INPUT —
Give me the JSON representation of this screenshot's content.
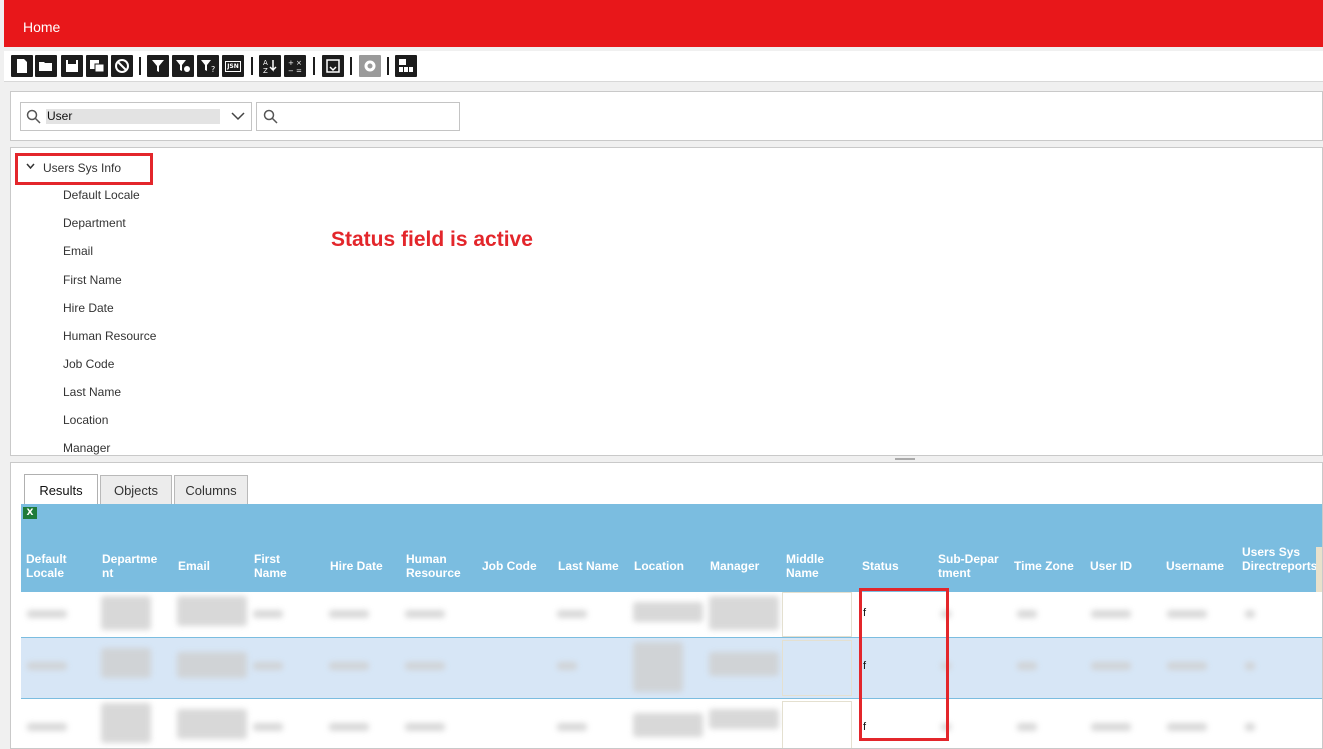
{
  "header": {
    "home_label": "Home"
  },
  "toolbar": {
    "icons": [
      "new-icon",
      "open-icon",
      "save-icon",
      "save-as-icon",
      "cancel-icon",
      "filter-icon",
      "filter-settings-icon",
      "filter-help-icon",
      "json-icon",
      "sort-icon",
      "formula-icon",
      "refresh-icon",
      "settings-icon",
      "report-icon"
    ],
    "json_label": "JSN"
  },
  "search": {
    "object_value": "User",
    "query_value": ""
  },
  "tree": {
    "root_label": "Users Sys Info",
    "items": [
      "Default Locale",
      "Department",
      "Email",
      "First Name",
      "Hire Date",
      "Human Resource",
      "Job Code",
      "Last Name",
      "Location",
      "Manager"
    ]
  },
  "annotation": {
    "text": "Status field is active"
  },
  "tabs": [
    {
      "label": "Results"
    },
    {
      "label": "Objects"
    },
    {
      "label": "Columns"
    }
  ],
  "columns": [
    {
      "h1": "Default",
      "h2": "Locale"
    },
    {
      "h1": "Departme",
      "h2": "nt"
    },
    {
      "h1": "Email",
      "h2": ""
    },
    {
      "h1": "First",
      "h2": "Name"
    },
    {
      "h1": "Hire Date",
      "h2": ""
    },
    {
      "h1": "Human",
      "h2": "Resource"
    },
    {
      "h1": "Job Code",
      "h2": ""
    },
    {
      "h1": "Last Name",
      "h2": ""
    },
    {
      "h1": "Location",
      "h2": ""
    },
    {
      "h1": "Manager",
      "h2": ""
    },
    {
      "h1": "Middle",
      "h2": "Name"
    },
    {
      "h1": "Status",
      "h2": ""
    },
    {
      "h1": "Sub-Depar",
      "h2": "tment"
    },
    {
      "h1": "Time Zone",
      "h2": ""
    },
    {
      "h1": "User ID",
      "h2": ""
    },
    {
      "h1": "Username",
      "h2": ""
    },
    {
      "h1": "Users Sys",
      "h2": "Directreports"
    }
  ],
  "rows": [
    {
      "status": "f"
    },
    {
      "status": "f"
    },
    {
      "status": "f"
    }
  ],
  "colors": {
    "brand_red": "#e8171a",
    "grid_header": "#7bbde0",
    "highlight": "#e3262b"
  }
}
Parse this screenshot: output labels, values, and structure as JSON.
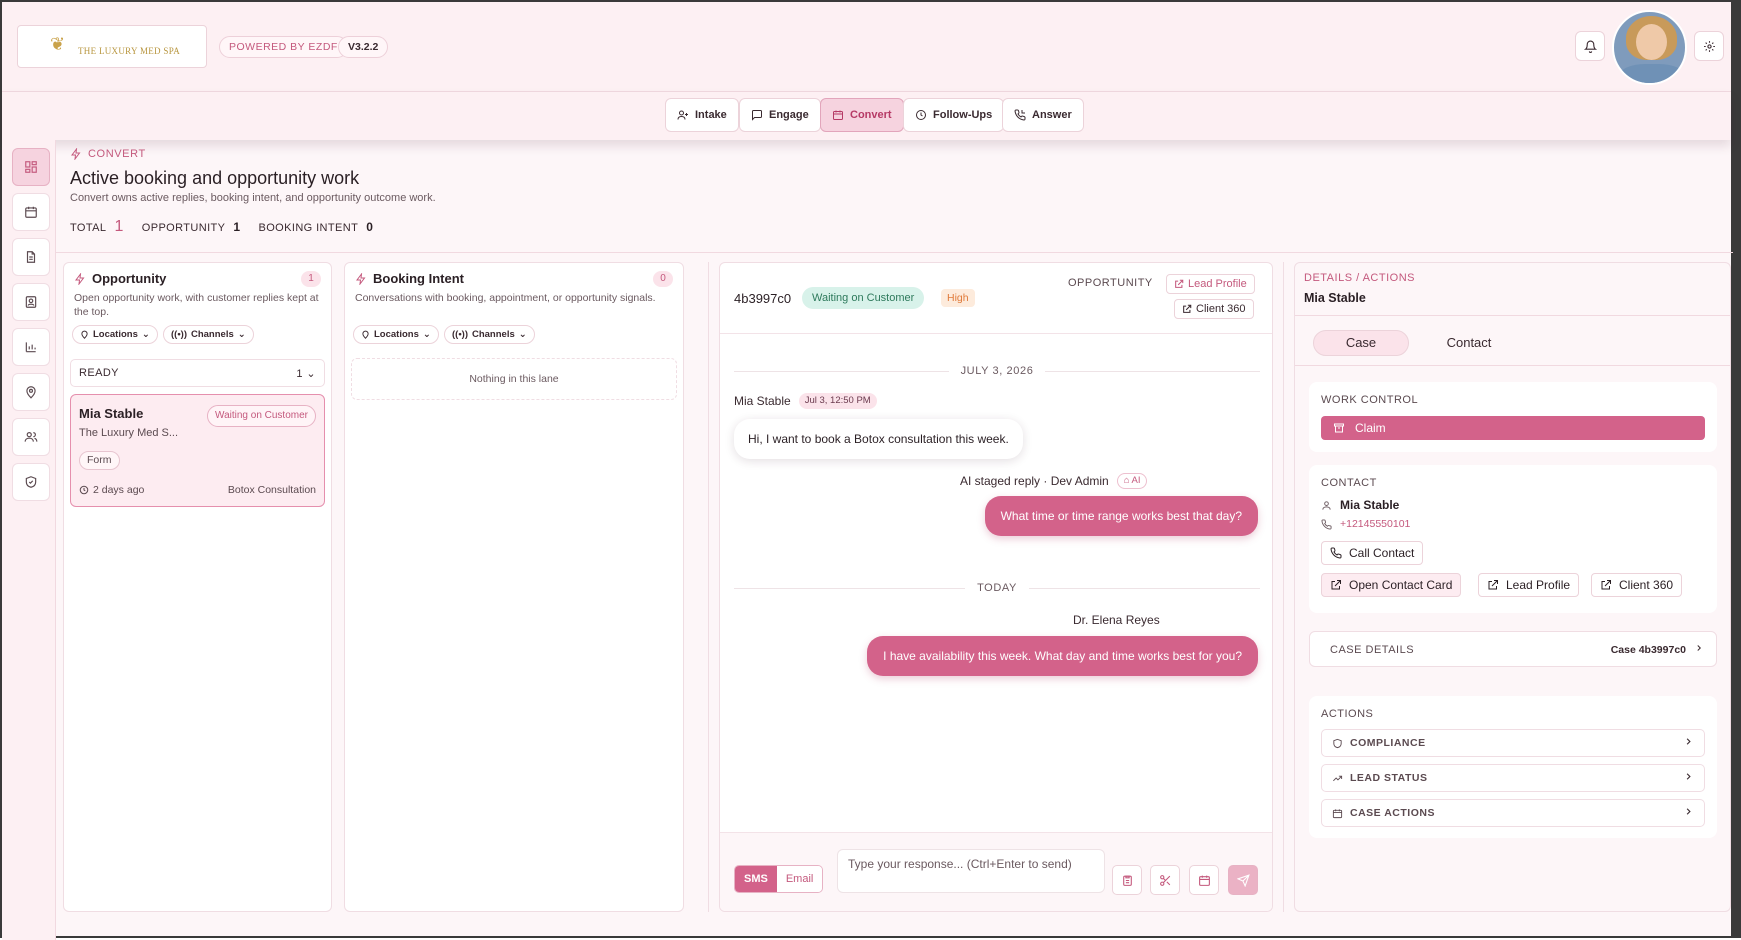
{
  "header": {
    "logo_text": "THE LUXURY MED SPA",
    "powered": "POWERED BY EZDF",
    "version": "V3.2.2"
  },
  "nav": [
    {
      "label": "Intake",
      "icon": "user-plus-icon"
    },
    {
      "label": "Engage",
      "icon": "message-square-icon"
    },
    {
      "label": "Convert",
      "icon": "calendar-icon",
      "active": true
    },
    {
      "label": "Follow-Ups",
      "icon": "clock-icon"
    },
    {
      "label": "Answer",
      "icon": "phone-incoming-icon"
    }
  ],
  "page": {
    "section": "CONVERT",
    "title": "Active booking and opportunity work",
    "subtitle": "Convert owns active replies, booking intent, and opportunity outcome work.",
    "stats": {
      "total_label": "TOTAL",
      "total": "1",
      "opp_label": "OPPORTUNITY",
      "opp": "1",
      "intent_label": "BOOKING INTENT",
      "intent": "0"
    }
  },
  "lanes": {
    "opportunity": {
      "title": "Opportunity",
      "count": "1",
      "desc": "Open opportunity work, with customer replies kept at the top.",
      "filters": [
        "Locations",
        "Channels"
      ],
      "group_label": "READY",
      "group_count": "1",
      "card": {
        "name": "Mia Stable",
        "org": "The Luxury Med S...",
        "status": "Waiting on Customer",
        "tag": "Form",
        "time": "2 days ago",
        "service": "Botox Consultation"
      }
    },
    "intent": {
      "title": "Booking Intent",
      "count": "0",
      "desc": "Conversations with booking, appointment, or opportunity signals.",
      "filters": [
        "Locations",
        "Channels"
      ],
      "empty": "Nothing in this lane"
    }
  },
  "conversation": {
    "id": "4b3997c0",
    "status": "Waiting on Customer",
    "priority": "High",
    "type_label": "OPPORTUNITY",
    "lead_profile": "Lead Profile",
    "client_360": "Client 360",
    "date1": "JULY 3, 2026",
    "msg1_sender": "Mia Stable",
    "msg1_time": "Jul 3, 12:50 PM",
    "msg1_text": "Hi, I want to book a Botox consultation this week.",
    "msg2_meta": "AI staged reply · Dev Admin",
    "msg2_chip": "AI",
    "msg2_text": "What time or time range works best that day?",
    "date2": "TODAY",
    "msg3_sender": "Dr. Elena Reyes",
    "msg3_text": "I have availability this week. What day and time works best for you?",
    "composer": {
      "sms": "SMS",
      "email": "Email",
      "placeholder": "Type your response... (Ctrl+Enter to send)"
    }
  },
  "details": {
    "tag": "DETAILS / ACTIONS",
    "name": "Mia Stable",
    "tabs": [
      "Case",
      "Contact"
    ],
    "work_control": "WORK CONTROL",
    "claim": "Claim",
    "contact_title": "CONTACT",
    "contact_name": "Mia Stable",
    "contact_phone": "+12145550101",
    "call": "Call Contact",
    "open_card": "Open Contact Card",
    "lead_profile": "Lead Profile",
    "client_360": "Client 360",
    "case_details": "CASE DETAILS",
    "case_value": "Case 4b3997c0",
    "actions_title": "ACTIONS",
    "actions": [
      "COMPLIANCE",
      "LEAD STATUS",
      "CASE ACTIONS"
    ]
  },
  "colors": {
    "accent": "#d3628a",
    "accent_text": "#c4597d",
    "success_bg": "#d8f2ea",
    "warning_text": "#e07a3a"
  }
}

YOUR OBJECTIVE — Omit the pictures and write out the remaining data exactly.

OUTPUT FOR THIS TASK —
Give me the JSON representation of this screenshot's content.
{
  "header": {
    "home_label": "Home"
  },
  "toolbar": {
    "icons": [
      "new-icon",
      "open-icon",
      "save-icon",
      "save-as-icon",
      "cancel-icon",
      "filter-icon",
      "filter-settings-icon",
      "filter-help-icon",
      "json-icon",
      "sort-icon",
      "formula-icon",
      "refresh-icon",
      "settings-icon",
      "report-icon"
    ],
    "json_label": "JSN"
  },
  "search": {
    "object_value": "User",
    "query_value": ""
  },
  "tree": {
    "root_label": "Users Sys Info",
    "items": [
      "Default Locale",
      "Department",
      "Email",
      "First Name",
      "Hire Date",
      "Human Resource",
      "Job Code",
      "Last Name",
      "Location",
      "Manager"
    ]
  },
  "annotation": {
    "text": "Status field is active"
  },
  "tabs": [
    {
      "label": "Results"
    },
    {
      "label": "Objects"
    },
    {
      "label": "Columns"
    }
  ],
  "columns": [
    {
      "h1": "Default",
      "h2": "Locale"
    },
    {
      "h1": "Departme",
      "h2": "nt"
    },
    {
      "h1": "Email",
      "h2": ""
    },
    {
      "h1": "First",
      "h2": "Name"
    },
    {
      "h1": "Hire Date",
      "h2": ""
    },
    {
      "h1": "Human",
      "h2": "Resource"
    },
    {
      "h1": "Job Code",
      "h2": ""
    },
    {
      "h1": "Last Name",
      "h2": ""
    },
    {
      "h1": "Location",
      "h2": ""
    },
    {
      "h1": "Manager",
      "h2": ""
    },
    {
      "h1": "Middle",
      "h2": "Name"
    },
    {
      "h1": "Status",
      "h2": ""
    },
    {
      "h1": "Sub-Depar",
      "h2": "tment"
    },
    {
      "h1": "Time Zone",
      "h2": ""
    },
    {
      "h1": "User ID",
      "h2": ""
    },
    {
      "h1": "Username",
      "h2": ""
    },
    {
      "h1": "Users Sys",
      "h2": "Directreports"
    }
  ],
  "rows": [
    {
      "status": "f"
    },
    {
      "status": "f"
    },
    {
      "status": "f"
    }
  ],
  "colors": {
    "brand_red": "#e8171a",
    "grid_header": "#7bbde0",
    "highlight": "#e3262b"
  }
}
Parse this screenshot: output labels, values, and structure as JSON.
{
  "header": {
    "logo_text": "THE LUXURY MED SPA",
    "powered": "POWERED BY EZDF",
    "version": "V3.2.2"
  },
  "nav": [
    {
      "label": "Intake",
      "icon": "user-plus-icon"
    },
    {
      "label": "Engage",
      "icon": "message-square-icon"
    },
    {
      "label": "Convert",
      "icon": "calendar-icon",
      "active": true
    },
    {
      "label": "Follow-Ups",
      "icon": "clock-icon"
    },
    {
      "label": "Answer",
      "icon": "phone-incoming-icon"
    }
  ],
  "page": {
    "section": "CONVERT",
    "title": "Active booking and opportunity work",
    "subtitle": "Convert owns active replies, booking intent, and opportunity outcome work.",
    "stats": {
      "total_label": "TOTAL",
      "total": "1",
      "opp_label": "OPPORTUNITY",
      "opp": "1",
      "intent_label": "BOOKING INTENT",
      "intent": "0"
    }
  },
  "lanes": {
    "opportunity": {
      "title": "Opportunity",
      "count": "1",
      "desc": "Open opportunity work, with customer replies kept at the top.",
      "filters": [
        "Locations",
        "Channels"
      ],
      "group_label": "READY",
      "group_count": "1",
      "card": {
        "name": "Mia Stable",
        "org": "The Luxury Med S...",
        "status": "Waiting on Customer",
        "tag": "Form",
        "time": "2 days ago",
        "service": "Botox Consultation"
      }
    },
    "intent": {
      "title": "Booking Intent",
      "count": "0",
      "desc": "Conversations with booking, appointment, or opportunity signals.",
      "filters": [
        "Locations",
        "Channels"
      ],
      "empty": "Nothing in this lane"
    }
  },
  "conversation": {
    "id": "4b3997c0",
    "status": "Waiting on Customer",
    "priority": "High",
    "type_label": "OPPORTUNITY",
    "lead_profile": "Lead Profile",
    "client_360": "Client 360",
    "date1": "JULY 3, 2026",
    "msg1_sender": "Mia Stable",
    "msg1_time": "Jul 3, 12:50 PM",
    "msg1_text": "Hi, I want to book a Botox consultation this week.",
    "msg2_meta": "AI staged reply · Dev Admin",
    "msg2_chip": "AI",
    "msg2_text": "What time or time range works best that day?",
    "date2": "TODAY",
    "msg3_sender": "Dr. Elena Reyes",
    "msg3_text": "I have availability this week. What day and time works best for you?",
    "composer": {
      "sms": "SMS",
      "email": "Email",
      "placeholder": "Type your response... (Ctrl+Enter to send)"
    }
  },
  "details": {
    "tag": "DETAILS / ACTIONS",
    "name": "Mia Stable",
    "tabs": [
      "Case",
      "Contact"
    ],
    "work_control": "WORK CONTROL",
    "claim": "Claim",
    "contact_title": "CONTACT",
    "contact_name": "Mia Stable",
    "contact_phone": "+12145550101",
    "call": "Call Contact",
    "open_card": "Open Contact Card",
    "lead_profile": "Lead Profile",
    "client_360": "Client 360",
    "case_details": "CASE DETAILS",
    "case_value": "Case 4b3997c0",
    "actions_title": "ACTIONS",
    "actions": [
      "COMPLIANCE",
      "LEAD STATUS",
      "CASE ACTIONS"
    ]
  },
  "colors": {
    "accent": "#d3628a",
    "accent_text": "#c4597d",
    "success_bg": "#d8f2ea",
    "warning_text": "#e07a3a"
  }
}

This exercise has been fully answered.